The burthen of the minor traffic, if not the whole of it, will certainly be mechanical. This is what we shall see even while the road is still remote, swift and shapely motor-cars going past, cyclists, and in these agreeable mountain regions there will also be pedestrians upon their way. Cycle tracks will abound in Utopia, sometimes following beside the great high roads, but oftener taking their own more agreeable line amidst woods and crops and pastures; and there will be a rich variety of footpaths and minor ways.”
HG Wells may not be the arch bicycle advocate that many like to think he is, but one of his characters is given an excellent ‘because it’s there’ quote.
Christobel asks of Mr Polly: “Why are you riding about the country on a bicycle?”
He replies “I’m doing it because I like it.”
Wells also wrote a comic novel about cycling, The Wheels of Chance (1897). In this there’s an evocative description of the freedom of cycling, especially for those among the toiling classes (HG Wells was a socialist):

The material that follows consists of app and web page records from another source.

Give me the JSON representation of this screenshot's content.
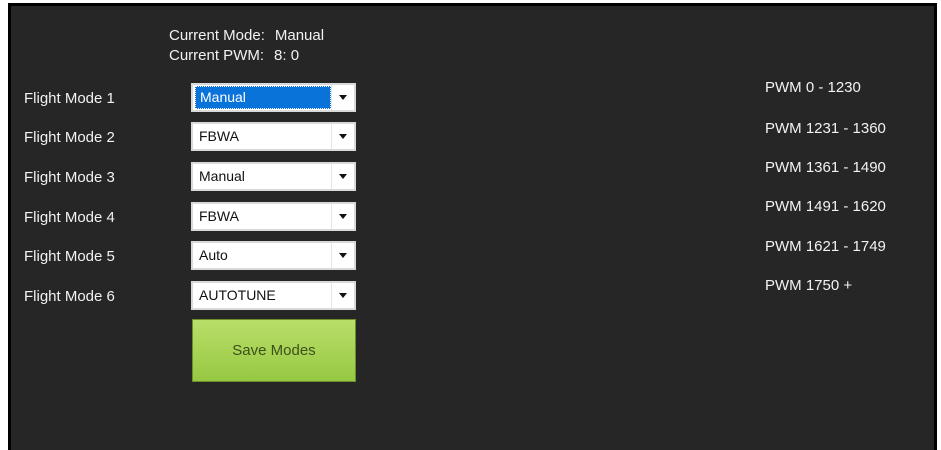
{
  "status": {
    "mode_label": "Current Mode:",
    "mode_value": "Manual",
    "pwm_label": "Current PWM:",
    "pwm_value": "8: 0"
  },
  "flight_modes": [
    {
      "label": "Flight Mode 1",
      "value": "Manual",
      "selected": true
    },
    {
      "label": "Flight Mode 2",
      "value": "FBWA"
    },
    {
      "label": "Flight Mode 3",
      "value": "Manual"
    },
    {
      "label": "Flight Mode 4",
      "value": "FBWA"
    },
    {
      "label": "Flight Mode 5",
      "value": "Auto"
    },
    {
      "label": "Flight Mode 6",
      "value": "AUTOTUNE"
    }
  ],
  "save_button": {
    "label": "Save Modes"
  },
  "pwm_ranges": [
    "PWM 0 - 1230",
    "PWM 1231 - 1360",
    "PWM 1361 - 1490",
    "PWM 1491 - 1620",
    "PWM 1621 - 1749",
    "PWM 1750 +"
  ],
  "colors": {
    "panel_background": "#262626",
    "selection_highlight": "#0a73d9",
    "save_button_green": "#a8d456"
  },
  "icons": {
    "dropdown": "chevron-down-icon"
  }
}
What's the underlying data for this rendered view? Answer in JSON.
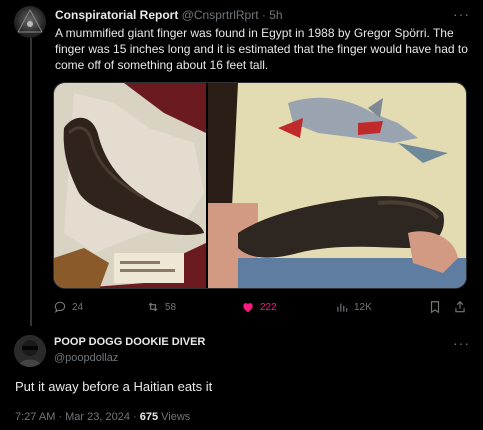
{
  "tweet": {
    "author_name": "Conspiratorial Report",
    "handle": "@CnsprtrlRprt",
    "separator": "·",
    "time": "5h",
    "more": "···",
    "text": "A mummified giant finger was found in Egypt in 1988 by Gregor Spörri. The finger was 15 inches long and it is estimated that the finger would have had to come off of something about 16 feet tall.",
    "stats": {
      "replies": "24",
      "reposts": "58",
      "likes": "222",
      "views": "12K"
    },
    "like_color": "#f91880"
  },
  "reply": {
    "author_name": "POOP DOGG DOOKIE DIVER",
    "handle": "@poopdollaz",
    "more": "···",
    "text": "Put it away before a Haitian eats it",
    "timestamp": "7:27 AM · Mar 23, 2024 · ",
    "views_count": "675",
    "views_label": " Views"
  },
  "icons": {
    "reply": "reply-icon",
    "repost": "repost-icon",
    "like": "heart-icon",
    "views": "views-chart-icon",
    "bookmark": "bookmark-icon",
    "share": "share-icon"
  },
  "colors": {
    "background": "#000000",
    "text": "#e7e9ea",
    "muted": "#71767b",
    "divider": "#2f3336"
  }
}
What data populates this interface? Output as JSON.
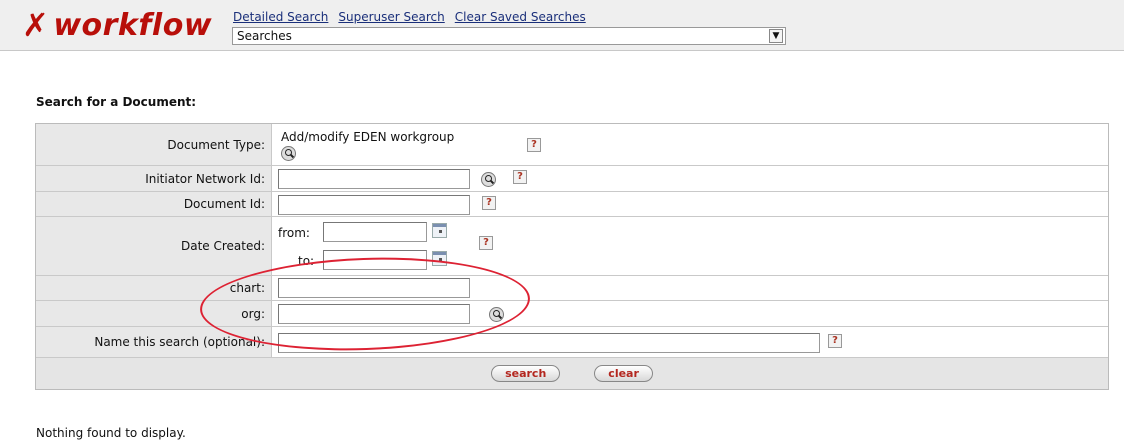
{
  "header": {
    "logo_text": "workflow",
    "links": [
      "Detailed Search",
      "Superuser Search",
      "Clear Saved Searches"
    ],
    "searches_select_value": "Searches"
  },
  "section_title": "Search for a Document:",
  "form": {
    "document_type_label": "Document Type:",
    "document_type_value": "Add/modify EDEN workgroup",
    "initiator_label": "Initiator Network Id:",
    "document_id_label": "Document Id:",
    "date_created_label": "Date Created:",
    "from_label": "from:",
    "to_label": "to:",
    "chart_label": "chart:",
    "org_label": "org:",
    "name_search_label": "Name this search (optional):",
    "help_glyph": "?"
  },
  "buttons": {
    "search": "search",
    "clear": "clear"
  },
  "status_text": "Nothing found to display.",
  "colors": {
    "logo_red": "#b80f0a",
    "annotation_red": "#d22233",
    "link_blue": "#1a2f7a"
  }
}
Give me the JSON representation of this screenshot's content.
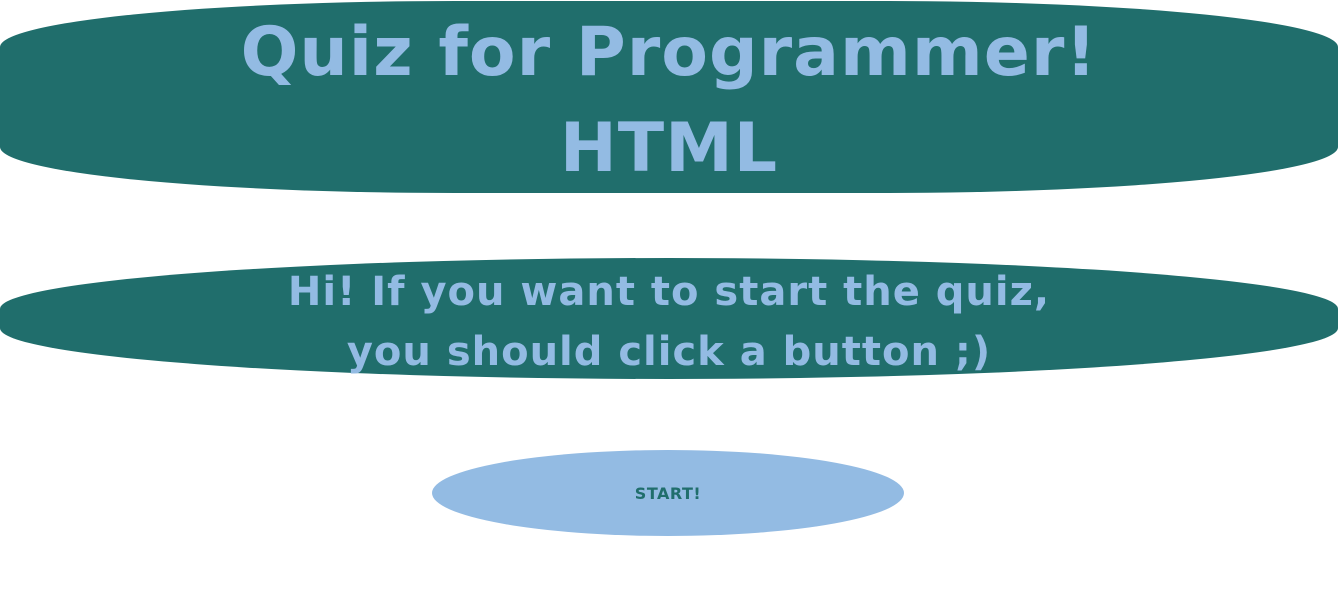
{
  "header": {
    "title_line_1": "Quiz for Programmer!",
    "title_line_2": "HTML"
  },
  "intro": {
    "line_1": "Hi! If you want to start the quiz,",
    "line_2": "you should click a button ;)"
  },
  "start_button": {
    "label": "START!"
  },
  "colors": {
    "banner_background": "#206e6c",
    "banner_text": "#93bbe3",
    "button_background": "#93bbe3",
    "button_text": "#206e6c",
    "page_background": "#ffffff"
  }
}
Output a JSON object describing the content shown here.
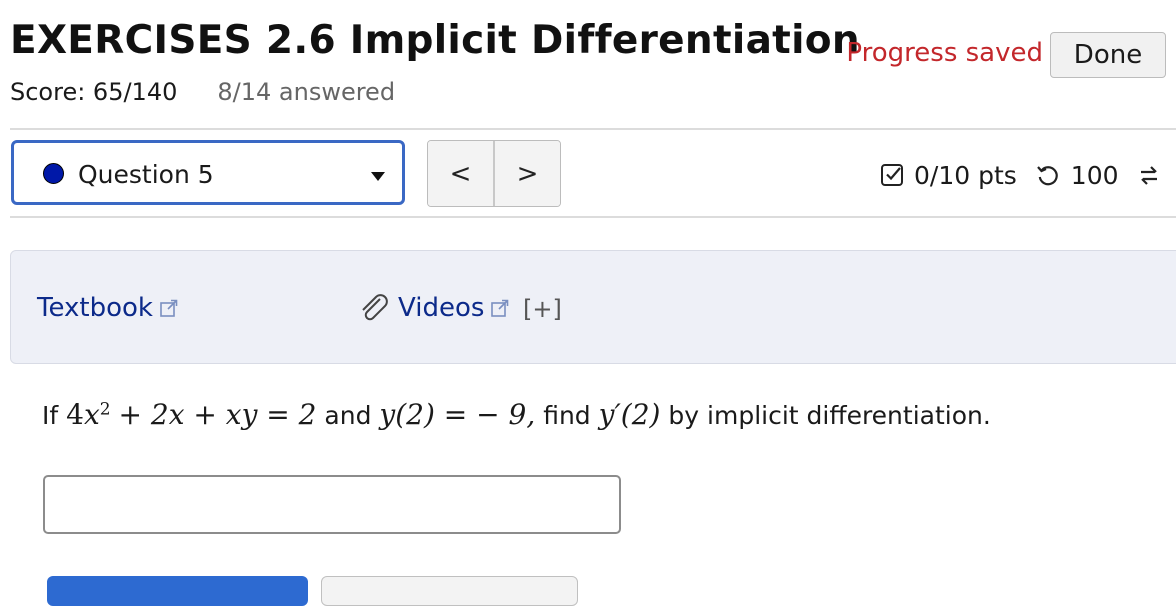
{
  "header": {
    "title": "EXERCISES 2.6 Implicit Differentiation",
    "score": "Score: 65/140",
    "answered": "8/14 answered",
    "progress_text": "Progress saved",
    "done_label": "Done"
  },
  "question_nav": {
    "selected": "Question 5",
    "status_color": "#0018a8",
    "prev_glyph": "<",
    "next_glyph": ">",
    "points": "0/10 pts",
    "attempts": "100"
  },
  "resources": {
    "textbook_label": "Textbook",
    "videos_label": "Videos",
    "expand_label": "[+]"
  },
  "problem": {
    "prefix": "If",
    "equation_coef": "4",
    "equation_var": "x",
    "equation_exp": "2",
    "equation_rest": "+ 2x + xy = 2",
    "conjunction": "and",
    "condition": "y(2) =  − 9,",
    "task_prefix": "find",
    "target": "y′(2)",
    "task_suffix": "by implicit differentiation."
  },
  "answer_field": {
    "value": ""
  },
  "colors": {
    "accent": "#3a68c4",
    "progress": "#c3272b",
    "link": "#0c2a8a",
    "panel_bg": "#eef0f7"
  }
}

“Only those who toil six long days out of the seven, and all the year round, save for one brief glorious fortnight or ten days in the summer time, know the exquisite sensations of the First Holiday Morning. All the dreary, uninteresting routine drops from you suddenly, your chains fall about your feet…
“There were thrushes in the Richmond Road, and a lark on Putney Heath. The freshness of dew was in the air; dew or the relics of an overnight shower glittered on the leaves and grass…He wheeled his machine up Putney Hill, and his heart sang within him…Whoop for Freedom and Adventure! Every now and then a house with an expression of sleepy surprise would open its eye as he passed, and to the right of him for a mile or so the weltering Thames flashed and glittered. Talk of your joie de vivre.”
<br>Other quotes of note from the novel include:
“To ride a bicycle properly is very like a love affair - chiefly it is a matter of faith. Believe you do it, and the thing is done; doubt, and, for the life of you, you cannot.”
“No one who has ever ridden a cycle of any kind but will witness that the things are unaccountably prone to pick up bad habits–and keep them.”
But perhaps the most famous cycling quote from HG Wells is this, or variants thereof:
“When I see an adult on a bicycle, I do not despair for the future of the human race.”
However, while many have tried - including writing to H.G Wells appreciation societies - there’s, as yet, no verifiable source for this quotation.